• **TASK OBJECTIVE**: Your answer should hold every line of the records below that contains the string "data".

_ _ _ _ _ _ _

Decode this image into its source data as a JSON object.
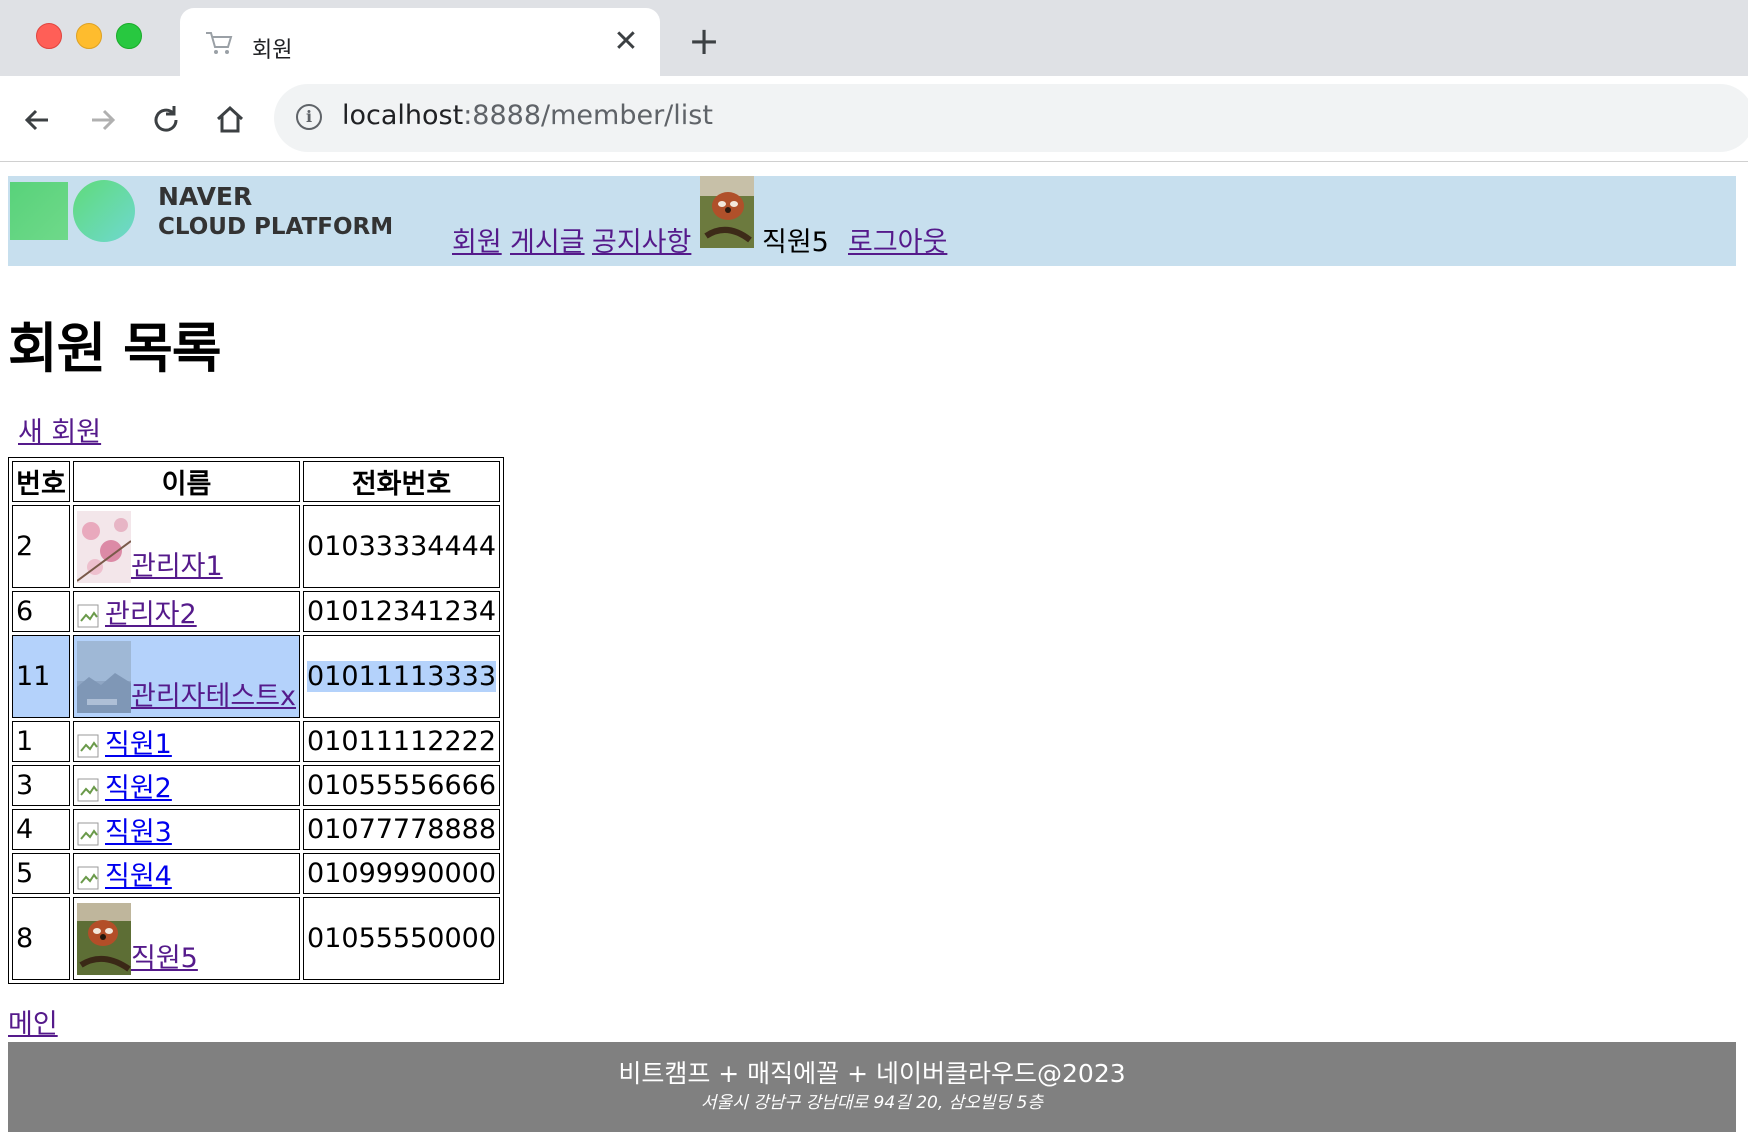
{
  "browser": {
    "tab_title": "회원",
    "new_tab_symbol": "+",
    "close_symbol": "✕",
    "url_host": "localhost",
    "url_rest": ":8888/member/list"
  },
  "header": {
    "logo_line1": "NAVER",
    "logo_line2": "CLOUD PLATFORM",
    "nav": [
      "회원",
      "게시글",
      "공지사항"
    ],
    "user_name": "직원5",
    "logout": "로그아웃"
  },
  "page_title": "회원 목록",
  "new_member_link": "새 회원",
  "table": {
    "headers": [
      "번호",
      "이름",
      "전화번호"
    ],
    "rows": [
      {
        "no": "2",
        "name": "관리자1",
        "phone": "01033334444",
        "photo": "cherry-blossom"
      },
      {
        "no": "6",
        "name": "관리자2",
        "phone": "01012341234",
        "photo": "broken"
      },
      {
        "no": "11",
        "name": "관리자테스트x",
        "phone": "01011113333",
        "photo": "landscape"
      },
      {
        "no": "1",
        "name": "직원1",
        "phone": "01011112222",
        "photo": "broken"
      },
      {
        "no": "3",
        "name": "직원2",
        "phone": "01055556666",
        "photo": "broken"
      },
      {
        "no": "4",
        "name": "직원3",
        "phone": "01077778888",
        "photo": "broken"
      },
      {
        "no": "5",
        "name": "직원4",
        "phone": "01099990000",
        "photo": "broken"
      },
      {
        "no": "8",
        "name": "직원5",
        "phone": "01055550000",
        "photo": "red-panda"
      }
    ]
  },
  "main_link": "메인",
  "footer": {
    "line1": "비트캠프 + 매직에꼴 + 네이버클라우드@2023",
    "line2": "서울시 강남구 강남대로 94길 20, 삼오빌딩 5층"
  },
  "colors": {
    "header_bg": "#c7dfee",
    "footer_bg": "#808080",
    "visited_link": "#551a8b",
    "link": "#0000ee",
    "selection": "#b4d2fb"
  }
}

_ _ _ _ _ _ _

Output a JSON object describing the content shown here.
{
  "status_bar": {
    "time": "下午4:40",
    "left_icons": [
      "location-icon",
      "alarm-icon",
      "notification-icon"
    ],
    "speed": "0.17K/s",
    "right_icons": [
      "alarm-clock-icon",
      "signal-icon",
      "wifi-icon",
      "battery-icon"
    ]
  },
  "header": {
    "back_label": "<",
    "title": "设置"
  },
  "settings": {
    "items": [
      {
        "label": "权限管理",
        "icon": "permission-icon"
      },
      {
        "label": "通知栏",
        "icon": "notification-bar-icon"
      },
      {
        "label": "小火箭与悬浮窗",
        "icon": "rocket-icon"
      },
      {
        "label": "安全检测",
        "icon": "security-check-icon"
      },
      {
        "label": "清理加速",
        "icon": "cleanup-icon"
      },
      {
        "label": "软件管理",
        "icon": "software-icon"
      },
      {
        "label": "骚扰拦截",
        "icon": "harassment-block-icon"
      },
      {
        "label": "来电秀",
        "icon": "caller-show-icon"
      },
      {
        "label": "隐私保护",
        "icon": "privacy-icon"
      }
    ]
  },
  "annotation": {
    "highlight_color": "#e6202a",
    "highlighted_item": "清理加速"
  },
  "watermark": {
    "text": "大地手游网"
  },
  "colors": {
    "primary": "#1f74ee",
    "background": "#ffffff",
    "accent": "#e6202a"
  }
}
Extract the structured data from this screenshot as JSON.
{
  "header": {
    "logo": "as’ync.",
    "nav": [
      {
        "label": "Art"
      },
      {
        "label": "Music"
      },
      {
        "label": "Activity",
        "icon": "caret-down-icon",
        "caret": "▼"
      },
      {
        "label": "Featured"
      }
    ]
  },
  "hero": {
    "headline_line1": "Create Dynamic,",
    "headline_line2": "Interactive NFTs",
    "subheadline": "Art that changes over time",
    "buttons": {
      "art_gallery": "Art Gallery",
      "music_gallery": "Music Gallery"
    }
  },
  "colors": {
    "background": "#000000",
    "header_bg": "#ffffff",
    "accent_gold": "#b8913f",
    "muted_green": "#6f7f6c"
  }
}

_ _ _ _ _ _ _

• **EXERCISE RESPONSE**:
Decode this image into its source data as a JSON object.
Extract the structured data from this screenshot as JSON.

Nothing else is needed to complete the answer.